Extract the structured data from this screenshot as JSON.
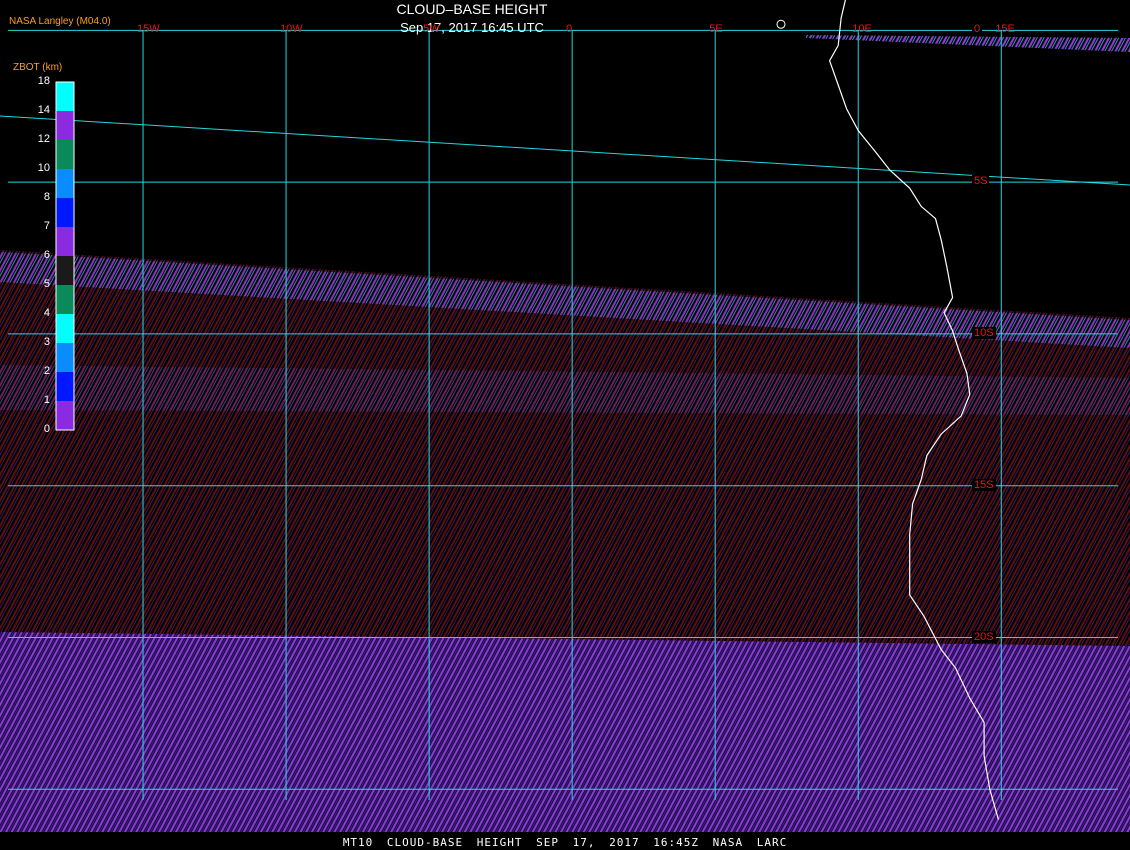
{
  "header": {
    "producer": "NASA Langley (M04.0)",
    "title": "CLOUD–BASE HEIGHT",
    "subtitle": "Sep 17, 2017 16:45 UTC"
  },
  "footer": {
    "text": "MT10  CLOUD-BASE HEIGHT  SEP 17, 2017 16:45Z  NASA LARC"
  },
  "colorbar": {
    "title": "ZBOT (km)",
    "ticks": [
      "18",
      "14",
      "12",
      "10",
      "8",
      "7",
      "6",
      "5",
      "4",
      "3",
      "2",
      "1",
      "0"
    ],
    "colors": [
      "#00ffff",
      "#8a2be2",
      "#0a8a5a",
      "#0a8cff",
      "#0018ff",
      "#8a2be2",
      "#1a1a1a",
      "#0a8a5a",
      "#00ffff",
      "#0a8cff",
      "#0018ff",
      "#8a2be2"
    ]
  },
  "map": {
    "lon_range": [
      -20,
      19.5
    ],
    "lat_range": [
      1,
      -27
    ],
    "gridline_color": "#26d6e0",
    "coastline_color": "#ffffff",
    "longitude_labels": [
      {
        "value": -15,
        "label": "15W"
      },
      {
        "value": -10,
        "label": "10W"
      },
      {
        "value": -5,
        "label": "5W"
      },
      {
        "value": 0,
        "label": "0"
      },
      {
        "value": 5,
        "label": "5E"
      },
      {
        "value": 10,
        "label": "10E"
      },
      {
        "value": 15,
        "label": "15E"
      }
    ],
    "latitude_labels": [
      {
        "value": 0,
        "label": "0"
      },
      {
        "value": -5,
        "label": "5S"
      },
      {
        "value": -10,
        "label": "10S"
      },
      {
        "value": -15,
        "label": "15S"
      },
      {
        "value": -20,
        "label": "20S"
      }
    ],
    "coastline": [
      [
        9.6,
        1.2
      ],
      [
        9.4,
        0.4
      ],
      [
        9.3,
        -0.5
      ],
      [
        9.0,
        -1.0
      ],
      [
        9.3,
        -1.8
      ],
      [
        9.6,
        -2.6
      ],
      [
        10.0,
        -3.3
      ],
      [
        10.6,
        -4.0
      ],
      [
        11.1,
        -4.6
      ],
      [
        11.8,
        -5.2
      ],
      [
        12.2,
        -5.8
      ],
      [
        12.7,
        -6.2
      ],
      [
        12.9,
        -6.9
      ],
      [
        13.1,
        -7.8
      ],
      [
        13.3,
        -8.8
      ],
      [
        13.0,
        -9.3
      ],
      [
        13.3,
        -9.9
      ],
      [
        13.5,
        -10.5
      ],
      [
        13.8,
        -11.3
      ],
      [
        13.9,
        -12.0
      ],
      [
        13.6,
        -12.7
      ],
      [
        12.9,
        -13.3
      ],
      [
        12.4,
        -14.0
      ],
      [
        12.2,
        -14.8
      ],
      [
        11.9,
        -15.6
      ],
      [
        11.8,
        -16.6
      ],
      [
        11.8,
        -17.5
      ],
      [
        11.8,
        -18.6
      ],
      [
        12.3,
        -19.3
      ],
      [
        12.9,
        -20.4
      ],
      [
        13.4,
        -21.0
      ],
      [
        13.9,
        -22.0
      ],
      [
        14.4,
        -22.8
      ],
      [
        14.4,
        -23.9
      ],
      [
        14.6,
        -25.0
      ],
      [
        14.9,
        -26.0
      ]
    ],
    "island_label": ""
  },
  "chart_data": {
    "type": "heatmap",
    "title": "CLOUD–BASE HEIGHT",
    "variable": "ZBOT (km)",
    "value_range": [
      0,
      18
    ],
    "colorscale_ticks": [
      18,
      14,
      12,
      10,
      8,
      7,
      6,
      5,
      4,
      3,
      2,
      1,
      0
    ],
    "regions": [
      {
        "lat": [
          1,
          0
        ],
        "coverage": "scan-edge stripes",
        "zbot_km": [
          2,
          3
        ]
      },
      {
        "lat": [
          0,
          -5.5
        ],
        "coverage": "clear",
        "zbot_km": null
      },
      {
        "lat": [
          -5.5,
          -11
        ],
        "coverage": "broken low cloud",
        "zbot_km": [
          0,
          3
        ]
      },
      {
        "lat": [
          -11,
          -20
        ],
        "coverage": "overcast low cloud",
        "zbot_km": [
          0,
          1
        ]
      },
      {
        "lat": [
          -20,
          -27
        ],
        "coverage": "overcast low cloud",
        "zbot_km": [
          0,
          2
        ]
      }
    ]
  }
}
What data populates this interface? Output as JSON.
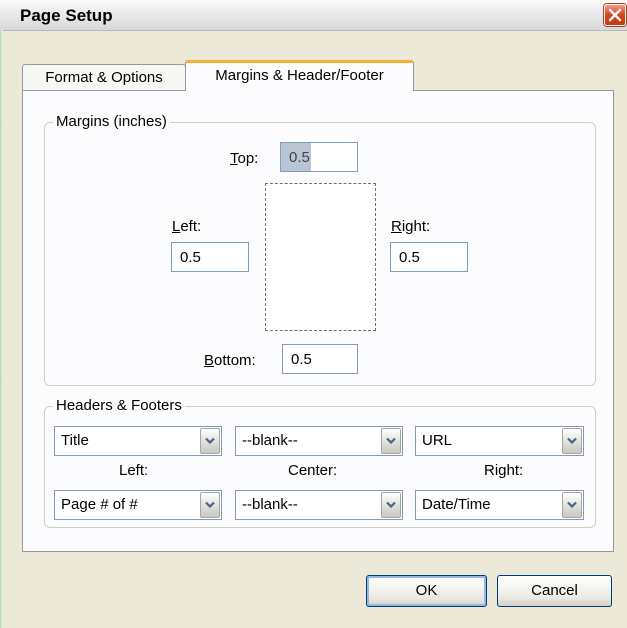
{
  "window": {
    "title": "Page Setup"
  },
  "tabs": [
    {
      "label": "Format & Options",
      "active": false
    },
    {
      "label": "Margins & Header/Footer",
      "active": true
    }
  ],
  "margins": {
    "legend": "Margins (inches)",
    "top_label_u": "T",
    "top_label_rest": "op:",
    "top_value": "0.5",
    "left_label_u": "L",
    "left_label_rest": "eft:",
    "left_value": "0.5",
    "right_label_u": "R",
    "right_label_rest": "ight:",
    "right_value": "0.5",
    "bottom_label_u": "B",
    "bottom_label_rest": "ottom:",
    "bottom_value": "0.5"
  },
  "headers_footers": {
    "legend": "Headers & Footers",
    "header_left": "Title",
    "header_center": "--blank--",
    "header_right": "URL",
    "left_label": "Left:",
    "center_label": "Center:",
    "right_label": "Right:",
    "footer_left": "Page # of #",
    "footer_center": "--blank--",
    "footer_right": "Date/Time"
  },
  "buttons": {
    "ok": "OK",
    "cancel": "Cancel"
  },
  "colors": {
    "active_tab_accent": "#f3b032",
    "close_button": "#d5451f"
  },
  "icons": {
    "close": "close-icon",
    "dropdown": "chevron-down-icon"
  }
}
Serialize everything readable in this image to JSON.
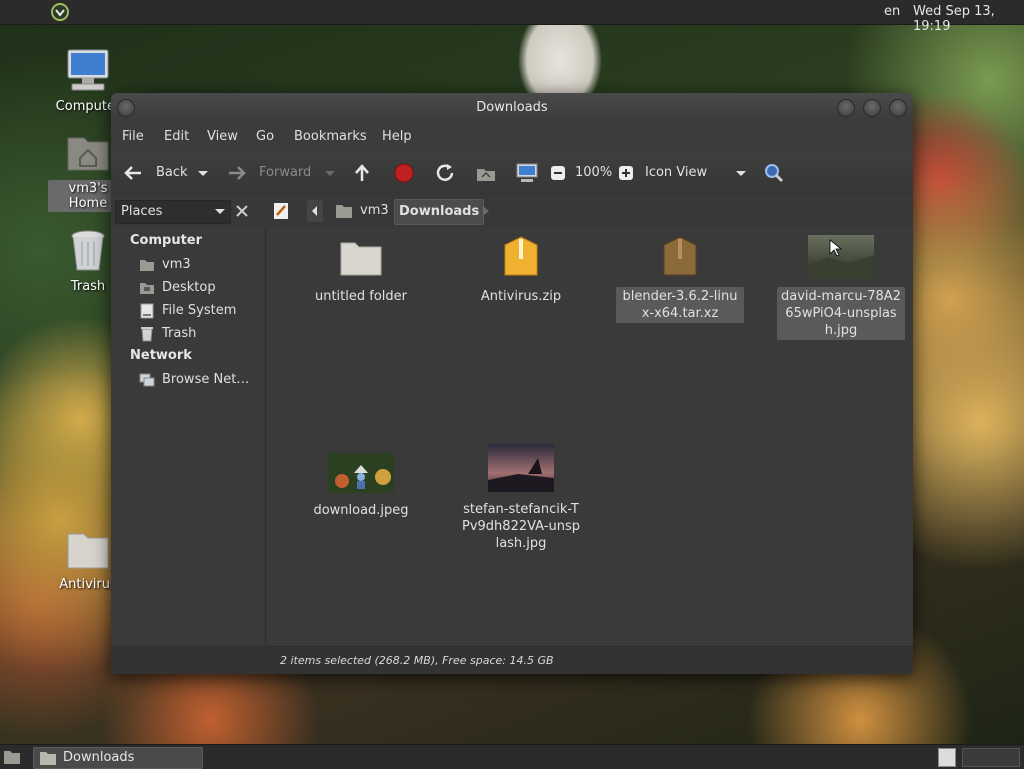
{
  "topbar": {
    "menu_icon": "distro-logo-icon",
    "lang": "en",
    "clock": "Wed Sep 13, 19:19"
  },
  "desktop": {
    "icons": [
      {
        "label": "Computer",
        "icon": "computer-icon"
      },
      {
        "label": "vm3's Home",
        "icon": "home-folder-icon"
      },
      {
        "label": "Trash",
        "icon": "trash-icon"
      },
      {
        "label": "Antivirus",
        "icon": "folder-icon"
      }
    ]
  },
  "window": {
    "title": "Downloads",
    "menu": [
      "File",
      "Edit",
      "View",
      "Go",
      "Bookmarks",
      "Help"
    ],
    "toolbar": {
      "back": "Back",
      "forward": "Forward",
      "zoom": "100%",
      "view_mode": "Icon View"
    },
    "location": {
      "places_label": "Places",
      "crumbs": [
        "vm3",
        "Downloads"
      ]
    },
    "sidebar": {
      "computer_header": "Computer",
      "computer_items": [
        {
          "label": "vm3",
          "icon": "home-icon"
        },
        {
          "label": "Desktop",
          "icon": "desktop-folder-icon"
        },
        {
          "label": "File System",
          "icon": "drive-icon"
        },
        {
          "label": "Trash",
          "icon": "trash-icon"
        }
      ],
      "network_header": "Network",
      "network_items": [
        {
          "label": "Browse Net…",
          "icon": "network-icon"
        }
      ]
    },
    "files": [
      {
        "name": "untitled folder",
        "type": "folder",
        "selected": false
      },
      {
        "name": "Antivirus.zip",
        "type": "zip",
        "selected": false
      },
      {
        "name": "blender-3.6.2-linux-x64.tar.xz",
        "type": "archive",
        "selected": true
      },
      {
        "name": "david-marcu-78A265wPiO4-unsplash.jpg",
        "type": "image",
        "selected": true
      },
      {
        "name": "download.jpeg",
        "type": "image",
        "selected": false
      },
      {
        "name": "stefan-stefancik-TPv9dh822VA-unsplash.jpg",
        "type": "image",
        "selected": false
      }
    ],
    "status": "2 items selected (268.2 MB), Free space: 14.5 GB"
  },
  "taskbar": {
    "task_label": "Downloads"
  }
}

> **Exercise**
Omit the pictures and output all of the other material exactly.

> **Solved exercise**
Extract the structured data from this screenshot as JSON.
{
  "header": {
    "producer": "NASA Langley (M04.0)",
    "title": "CLOUD–BASE HEIGHT",
    "subtitle": "Sep 17, 2017 16:45 UTC"
  },
  "footer": {
    "text": "MT10  CLOUD-BASE HEIGHT  SEP 17, 2017 16:45Z  NASA LARC"
  },
  "colorbar": {
    "title": "ZBOT (km)",
    "ticks": [
      "18",
      "14",
      "12",
      "10",
      "8",
      "7",
      "6",
      "5",
      "4",
      "3",
      "2",
      "1",
      "0"
    ],
    "colors": [
      "#00ffff",
      "#8a2be2",
      "#0a8a5a",
      "#0a8cff",
      "#0018ff",
      "#8a2be2",
      "#1a1a1a",
      "#0a8a5a",
      "#00ffff",
      "#0a8cff",
      "#0018ff",
      "#8a2be2"
    ]
  },
  "map": {
    "lon_range": [
      -20,
      19.5
    ],
    "lat_range": [
      1,
      -27
    ],
    "gridline_color": "#26d6e0",
    "coastline_color": "#ffffff",
    "longitude_labels": [
      {
        "value": -15,
        "label": "15W"
      },
      {
        "value": -10,
        "label": "10W"
      },
      {
        "value": -5,
        "label": "5W"
      },
      {
        "value": 0,
        "label": "0"
      },
      {
        "value": 5,
        "label": "5E"
      },
      {
        "value": 10,
        "label": "10E"
      },
      {
        "value": 15,
        "label": "15E"
      }
    ],
    "latitude_labels": [
      {
        "value": 0,
        "label": "0"
      },
      {
        "value": -5,
        "label": "5S"
      },
      {
        "value": -10,
        "label": "10S"
      },
      {
        "value": -15,
        "label": "15S"
      },
      {
        "value": -20,
        "label": "20S"
      }
    ],
    "coastline": [
      [
        9.6,
        1.2
      ],
      [
        9.4,
        0.4
      ],
      [
        9.3,
        -0.5
      ],
      [
        9.0,
        -1.0
      ],
      [
        9.3,
        -1.8
      ],
      [
        9.6,
        -2.6
      ],
      [
        10.0,
        -3.3
      ],
      [
        10.6,
        -4.0
      ],
      [
        11.1,
        -4.6
      ],
      [
        11.8,
        -5.2
      ],
      [
        12.2,
        -5.8
      ],
      [
        12.7,
        -6.2
      ],
      [
        12.9,
        -6.9
      ],
      [
        13.1,
        -7.8
      ],
      [
        13.3,
        -8.8
      ],
      [
        13.0,
        -9.3
      ],
      [
        13.3,
        -9.9
      ],
      [
        13.5,
        -10.5
      ],
      [
        13.8,
        -11.3
      ],
      [
        13.9,
        -12.0
      ],
      [
        13.6,
        -12.7
      ],
      [
        12.9,
        -13.3
      ],
      [
        12.4,
        -14.0
      ],
      [
        12.2,
        -14.8
      ],
      [
        11.9,
        -15.6
      ],
      [
        11.8,
        -16.6
      ],
      [
        11.8,
        -17.5
      ],
      [
        11.8,
        -18.6
      ],
      [
        12.3,
        -19.3
      ],
      [
        12.9,
        -20.4
      ],
      [
        13.4,
        -21.0
      ],
      [
        13.9,
        -22.0
      ],
      [
        14.4,
        -22.8
      ],
      [
        14.4,
        -23.9
      ],
      [
        14.6,
        -25.0
      ],
      [
        14.9,
        -26.0
      ]
    ],
    "island_label": ""
  },
  "chart_data": {
    "type": "heatmap",
    "title": "CLOUD–BASE HEIGHT",
    "variable": "ZBOT (km)",
    "value_range": [
      0,
      18
    ],
    "colorscale_ticks": [
      18,
      14,
      12,
      10,
      8,
      7,
      6,
      5,
      4,
      3,
      2,
      1,
      0
    ],
    "regions": [
      {
        "lat": [
          1,
          0
        ],
        "coverage": "scan-edge stripes",
        "zbot_km": [
          2,
          3
        ]
      },
      {
        "lat": [
          0,
          -5.5
        ],
        "coverage": "clear",
        "zbot_km": null
      },
      {
        "lat": [
          -5.5,
          -11
        ],
        "coverage": "broken low cloud",
        "zbot_km": [
          0,
          3
        ]
      },
      {
        "lat": [
          -11,
          -20
        ],
        "coverage": "overcast low cloud",
        "zbot_km": [
          0,
          1
        ]
      },
      {
        "lat": [
          -20,
          -27
        ],
        "coverage": "overcast low cloud",
        "zbot_km": [
          0,
          2
        ]
      }
    ]
  }
}
What data populates this interface? Output as JSON.
{
  "window": {
    "title": "Page Setup"
  },
  "tabs": [
    {
      "label": "Format & Options",
      "active": false
    },
    {
      "label": "Margins & Header/Footer",
      "active": true
    }
  ],
  "margins": {
    "legend": "Margins (inches)",
    "top_label_u": "T",
    "top_label_rest": "op:",
    "top_value": "0.5",
    "left_label_u": "L",
    "left_label_rest": "eft:",
    "left_value": "0.5",
    "right_label_u": "R",
    "right_label_rest": "ight:",
    "right_value": "0.5",
    "bottom_label_u": "B",
    "bottom_label_rest": "ottom:",
    "bottom_value": "0.5"
  },
  "headers_footers": {
    "legend": "Headers & Footers",
    "header_left": "Title",
    "header_center": "--blank--",
    "header_right": "URL",
    "left_label": "Left:",
    "center_label": "Center:",
    "right_label": "Right:",
    "footer_left": "Page # of #",
    "footer_center": "--blank--",
    "footer_right": "Date/Time"
  },
  "buttons": {
    "ok": "OK",
    "cancel": "Cancel"
  },
  "colors": {
    "active_tab_accent": "#f3b032",
    "close_button": "#d5451f"
  },
  "icons": {
    "close": "close-icon",
    "dropdown": "chevron-down-icon"
  }
}
Serialize everything readable in this image to JSON.
{
  "topbar": {
    "menu_icon": "distro-logo-icon",
    "lang": "en",
    "clock": "Wed Sep 13, 19:19"
  },
  "desktop": {
    "icons": [
      {
        "label": "Computer",
        "icon": "computer-icon"
      },
      {
        "label": "vm3's Home",
        "icon": "home-folder-icon"
      },
      {
        "label": "Trash",
        "icon": "trash-icon"
      },
      {
        "label": "Antivirus",
        "icon": "folder-icon"
      }
    ]
  },
  "window": {
    "title": "Downloads",
    "menu": [
      "File",
      "Edit",
      "View",
      "Go",
      "Bookmarks",
      "Help"
    ],
    "toolbar": {
      "back": "Back",
      "forward": "Forward",
      "zoom": "100%",
      "view_mode": "Icon View"
    },
    "location": {
      "places_label": "Places",
      "crumbs": [
        "vm3",
        "Downloads"
      ]
    },
    "sidebar": {
      "computer_header": "Computer",
      "computer_items": [
        {
          "label": "vm3",
          "icon": "home-icon"
        },
        {
          "label": "Desktop",
          "icon": "desktop-folder-icon"
        },
        {
          "label": "File System",
          "icon": "drive-icon"
        },
        {
          "label": "Trash",
          "icon": "trash-icon"
        }
      ],
      "network_header": "Network",
      "network_items": [
        {
          "label": "Browse Net…",
          "icon": "network-icon"
        }
      ]
    },
    "files": [
      {
        "name": "untitled folder",
        "type": "folder",
        "selected": false
      },
      {
        "name": "Antivirus.zip",
        "type": "zip",
        "selected": false
      },
      {
        "name": "blender-3.6.2-linux-x64.tar.xz",
        "type": "archive",
        "selected": true
      },
      {
        "name": "david-marcu-78A265wPiO4-unsplash.jpg",
        "type": "image",
        "selected": true
      },
      {
        "name": "download.jpeg",
        "type": "image",
        "selected": false
      },
      {
        "name": "stefan-stefancik-TPv9dh822VA-unsplash.jpg",
        "type": "image",
        "selected": false
      }
    ],
    "status": "2 items selected (268.2 MB), Free space: 14.5 GB"
  },
  "taskbar": {
    "task_label": "Downloads"
  }
}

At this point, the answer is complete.